The two-week international study trip – an elective course in the MBA program – brought students to Lima, Peru; Sao Paulo and Rio de Janeiro, Brazil; and Santiago, Chile from November 30 to December 14. In addition to experiencing the culture, they toured a dozen companies ranging from a family-owned winery to a multinational energy company.
Ivey MBA student Karin Koopmans was particularly impressed by the visit to Metro Santiago in Chile, which is South America’s most extensive subway system. In addition to being in awe of the behind-the-scenes control system, she said the mini-malls at stations added to the customer experience.
“They did a good job of taking an essential service and making it a business,” she said.
Hilsden noted that the competitive business environment forces South American companies to be innovative.
“We can learn a lot from how businesses in developing countries manage things,” he said. “If Metro Santiago wasn’t profitable, it wouldn’t exist.
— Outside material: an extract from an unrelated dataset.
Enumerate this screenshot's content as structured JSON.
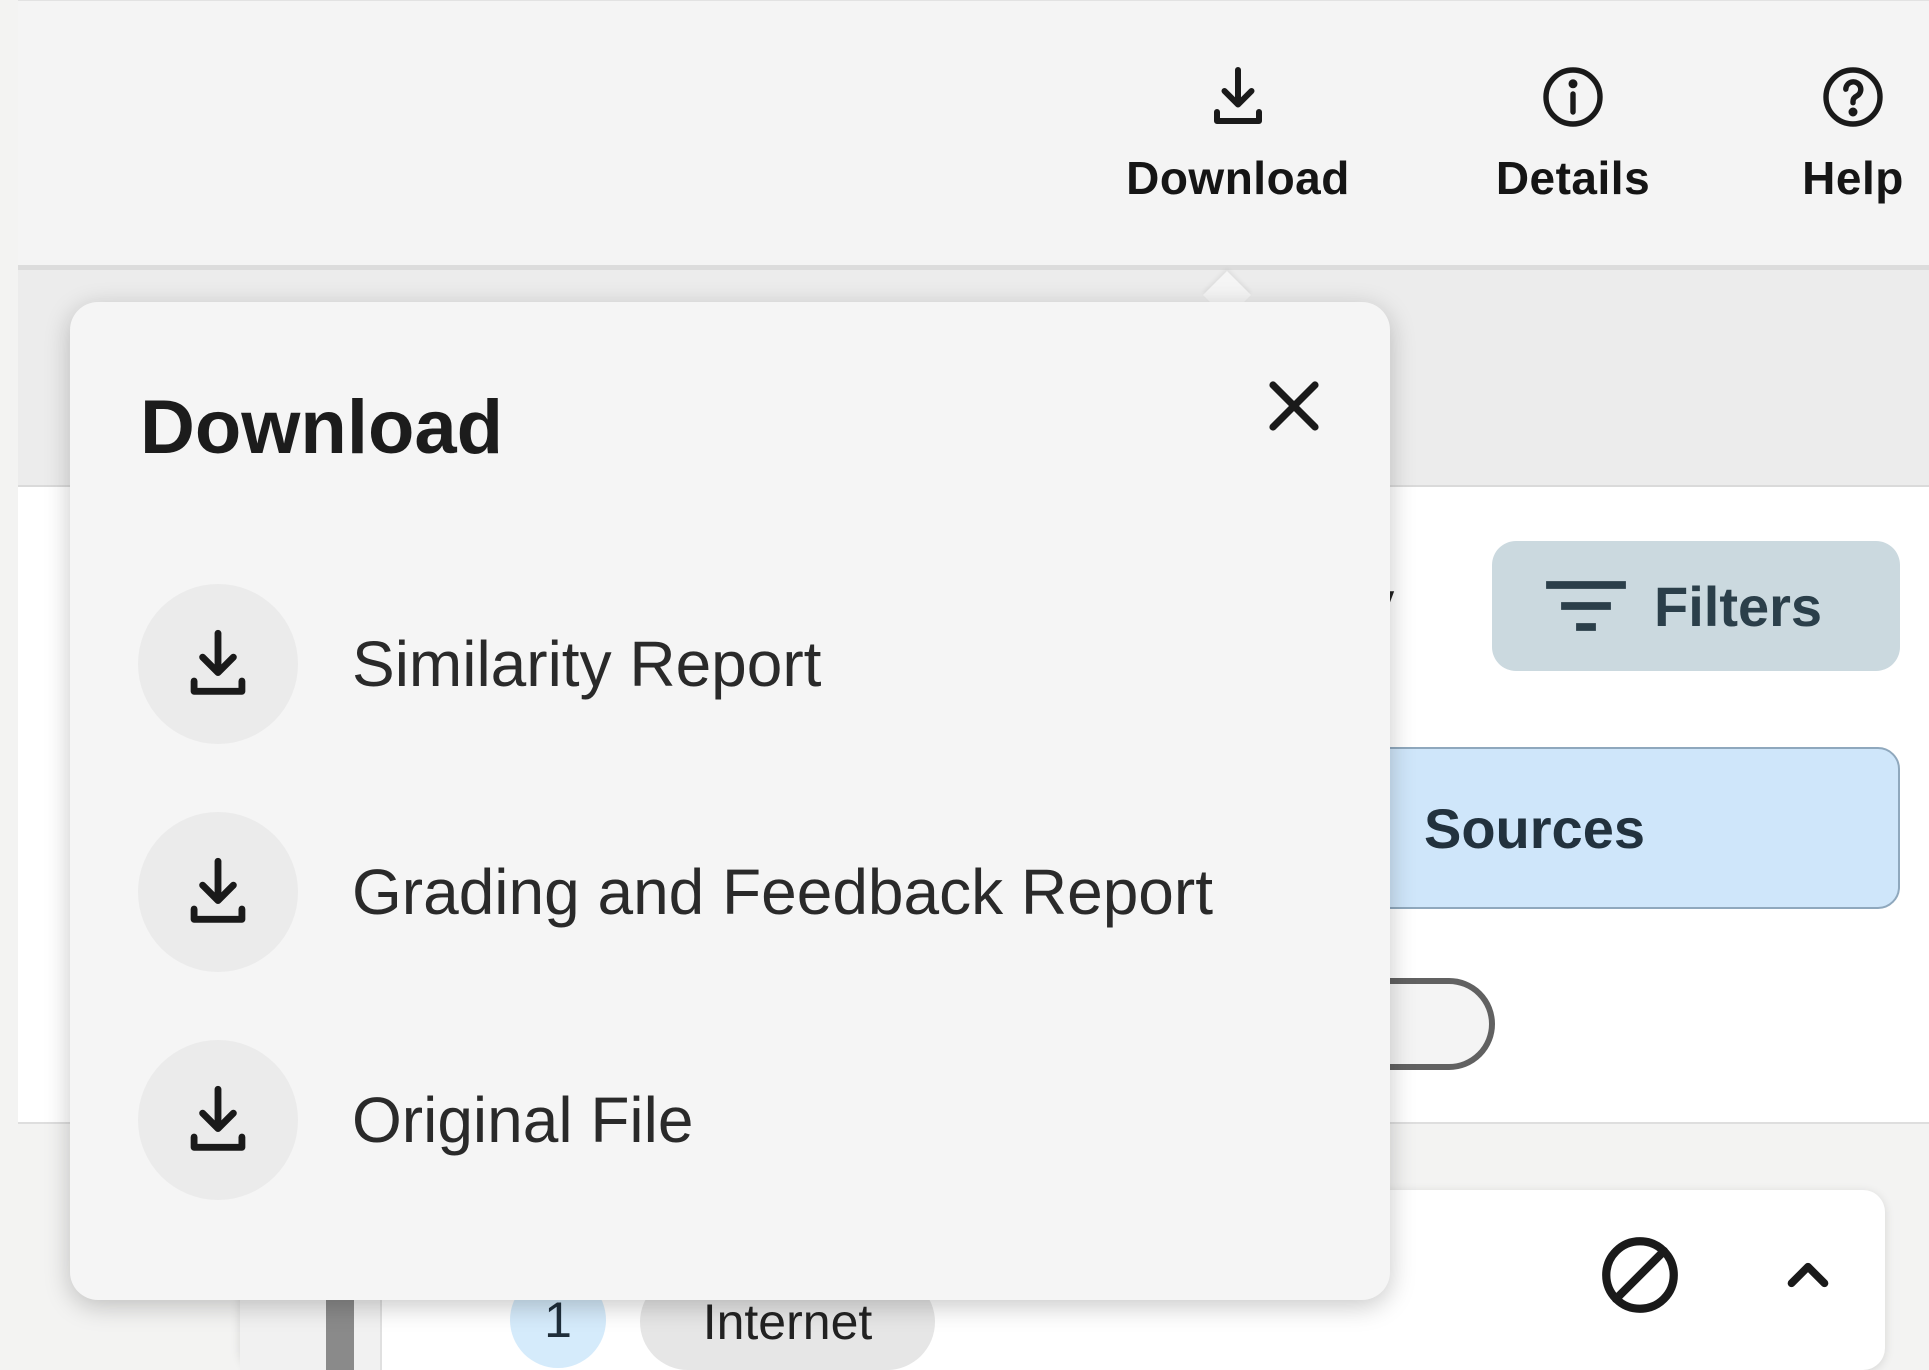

In Canada, we sometimes take things for granted and aren’t as competitive as we could be.”
Innovation was also the theme of artwork in Sao Paulo, Brazil where artists turned scrap metal into figures, furniture and other artwork or adorned houses with trinkets, such as teacups.
“I was impressed with the creativity and how the artists were able to see different purposes for objects,” said Koopmans.
Other highlights of the trip for her were the high-quality food in Peru and the chance to surf the coast of Chile. She even arrived in Peru a few days early and remained in Chile a few days longer than the group so she would have an opportunity to explore on her own and get a more in-depth cultural experience.
Hilsden, too, arrived early and left late so he would have some personal time in South America. An experienced motorcyclist, he rented a motorcycle so that he could explore the countryside in Santiago. Another highlight for him was when a local resident of Lima took him and another student to a restaurant that was free of tourists so they could really experience how the local residents live.